It halted not, this black monster of invasion, but proceeded on its way southward, and when I was there, in June, 1883, was four hundred miles south of the Border. In company with a delightful acquaintance, Mr. Hotter, a well-known lawyer of St. Joseph, Missouri, I left Chihuahua one night, at eleven o'clock, for the end of track. The road had not then been "accepted" beyond the city by the government engineer, but a caboose was attached to every construction train in which passengers who chose to make the venture could stow themselves at their own risk. The opportunity for visiting hitherto inaccessible country and distant relations, without cost, was too tempting for the Mexican to resist, and the caboose was so crowded that a seat on the floor, even, was at a premium. The Mexicans had an abundance of provender, and they ate, and smoked, and spat, until the air was blue, themselves gorged almost to bursting, and the floor itself in the condition of their own dirty hovels. The men were voluble, the women loquacious, and the babies yelled all the night long, so that we were not at all sorry when daylight came.
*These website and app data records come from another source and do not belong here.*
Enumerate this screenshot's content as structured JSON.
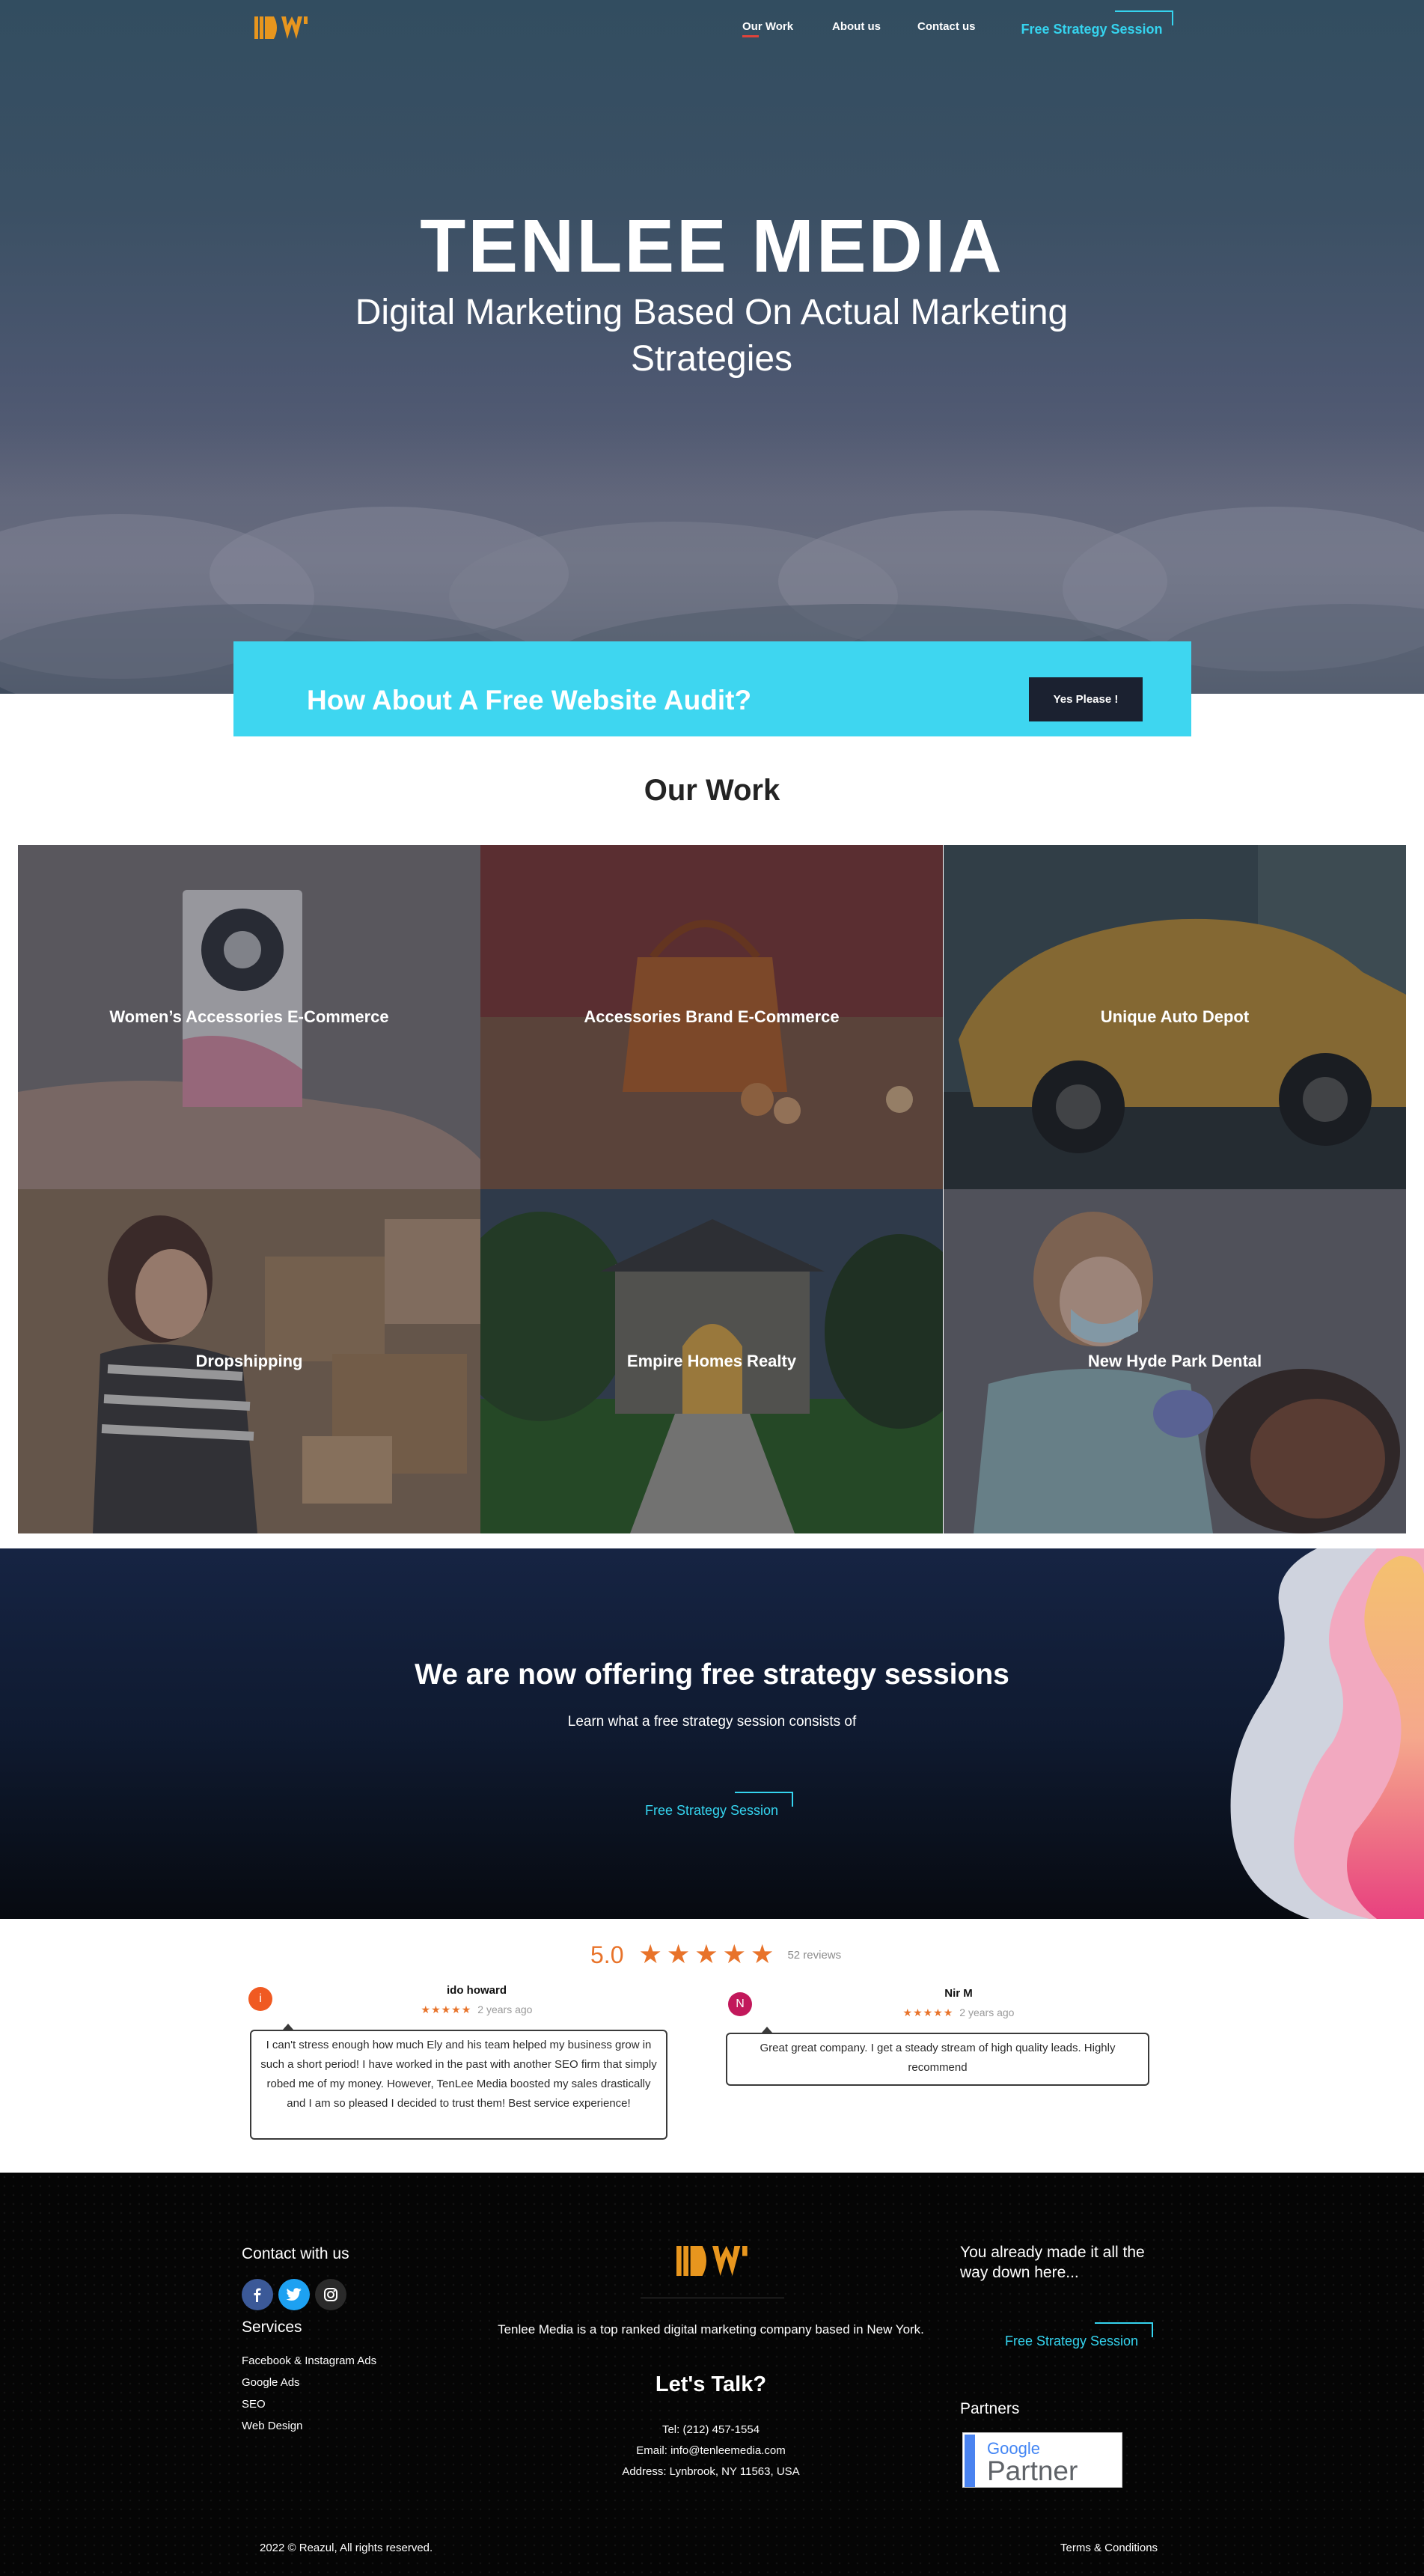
{
  "nav": {
    "links": [
      "Our Work",
      "About us",
      "Contact us"
    ],
    "cta": "Free Strategy Session"
  },
  "hero": {
    "title": "TENLEE MEDIA",
    "subtitle": "Digital Marketing Based On Actual Marketing Strategies"
  },
  "audit": {
    "title": "How About A Free Website Audit?",
    "button": "Yes Please !"
  },
  "work": {
    "title": "Our Work",
    "items": [
      "Women’s Accessories E-Commerce",
      "Accessories Brand E-Commerce",
      "Unique Auto Depot",
      "Dropshipping",
      "Empire Homes Realty",
      "New Hyde Park Dental"
    ]
  },
  "strategy": {
    "title": "We are now offering free strategy sessions",
    "subtitle": "Learn what a free strategy session consists of",
    "cta": "Free Strategy Session"
  },
  "reviews": {
    "score": "5.0",
    "stars": "★",
    "star_glyphs": "★★★★★",
    "count": "52 reviews",
    "items": [
      {
        "initial": "i",
        "avatar_color": "#f05a22",
        "name": "ido howard",
        "date": "2 years ago",
        "text": "I can't stress enough how much Ely and his team helped my business grow in such a short period! I have worked in the past with another SEO firm that simply robed me of my money. However, TenLee Media boosted my sales drastically and I am so pleased I decided to trust them! Best service experience!"
      },
      {
        "initial": "N",
        "avatar_color": "#c2185b",
        "name": "Nir M",
        "date": "2 years ago",
        "text": "Great great company. I get a steady stream of high quality leads. Highly recommend"
      }
    ]
  },
  "footer": {
    "contact_heading": "Contact with us",
    "services_heading": "Services",
    "services": [
      "Facebook & Instagram Ads",
      "Google Ads",
      "SEO",
      "Web Design"
    ],
    "about": "Tenlee Media is a top ranked digital marketing company based in New York.",
    "talk_heading": "Let's Talk?",
    "phone": "Tel: (212) 457-1554",
    "email": "Email: info@tenleemedia.com",
    "address": "Address: Lynbrook, NY 11563, USA",
    "cta_heading": "You already made it all the way down here...",
    "cta": "Free Strategy Session",
    "partners_heading": "Partners",
    "partner_badge": {
      "google": "Google",
      "partner": "Partner"
    },
    "copyright": "2022 © Reazul, All rights reserved.",
    "terms": "Terms & Conditions"
  },
  "colors": {
    "accent_cyan": "#35d4ef",
    "audit_bg": "#3ed6f0",
    "star_orange": "#e8732a",
    "logo_orange": "#e8961e"
  }
}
About two miles from the city are the reduction works of the Santa Eulalia Mining Company, which are connected with their mines by a short narrow-gauge track, and are doing well. Adjoining this property is a vast hacienda, comprising some 62,000 acres, situated in a very fertile valley, and owned by Señor Enrique Müller. I drove over this great property at a later date with Señor Müller, who is a German by birth, and a gentleman of culture, broad views, and great attainments. He was building an adobe residence, with cut stone portals and pillars, 200 feet long by 125 feet wide, surrounding a court, and with graceful towers at every angle. All the work was done by his own laborers, even to the sculptured columns and arched portals. He had raised, in the year past, 70,000 bushels of wheat, and 20,000 of corn, while his herds covered the pastures for miles. The adobe quarters for his laborers were several hundred feet